PROBLEM DESCRIPTION: Go through the records and extract every line with the word "panne".

Dataset records
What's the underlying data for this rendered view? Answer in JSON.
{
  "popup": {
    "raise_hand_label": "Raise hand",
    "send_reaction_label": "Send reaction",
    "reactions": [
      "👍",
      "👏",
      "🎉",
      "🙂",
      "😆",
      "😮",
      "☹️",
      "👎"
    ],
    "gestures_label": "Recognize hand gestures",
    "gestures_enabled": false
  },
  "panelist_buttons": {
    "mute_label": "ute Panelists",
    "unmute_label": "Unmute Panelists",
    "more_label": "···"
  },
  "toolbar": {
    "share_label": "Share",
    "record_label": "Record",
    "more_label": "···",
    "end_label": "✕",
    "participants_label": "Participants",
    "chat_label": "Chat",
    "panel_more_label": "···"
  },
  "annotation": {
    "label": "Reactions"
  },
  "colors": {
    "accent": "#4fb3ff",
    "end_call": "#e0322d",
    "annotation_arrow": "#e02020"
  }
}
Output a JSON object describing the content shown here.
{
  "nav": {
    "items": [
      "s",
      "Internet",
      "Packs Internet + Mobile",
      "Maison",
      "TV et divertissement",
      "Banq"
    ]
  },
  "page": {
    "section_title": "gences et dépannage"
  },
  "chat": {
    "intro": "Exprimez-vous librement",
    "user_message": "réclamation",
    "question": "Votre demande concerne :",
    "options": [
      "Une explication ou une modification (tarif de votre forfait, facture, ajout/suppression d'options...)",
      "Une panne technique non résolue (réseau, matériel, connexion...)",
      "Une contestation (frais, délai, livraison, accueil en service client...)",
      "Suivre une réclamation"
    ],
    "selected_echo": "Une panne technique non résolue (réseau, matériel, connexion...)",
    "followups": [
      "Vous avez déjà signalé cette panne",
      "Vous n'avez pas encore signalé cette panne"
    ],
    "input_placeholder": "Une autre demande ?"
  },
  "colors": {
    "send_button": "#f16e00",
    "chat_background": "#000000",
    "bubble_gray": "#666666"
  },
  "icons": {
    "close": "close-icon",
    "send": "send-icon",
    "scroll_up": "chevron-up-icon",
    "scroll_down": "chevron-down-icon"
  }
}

SOLUTION FOR THIS PROBLEM:
      "Une panne technique non résolue (réseau, matériel, connexion...)",
    "selected_echo": "Une panne technique non résolue (réseau, matériel, connexion...)",
      "Vous avez déjà signalé cette panne",
      "Vous n'avez pas encore signalé cette panne"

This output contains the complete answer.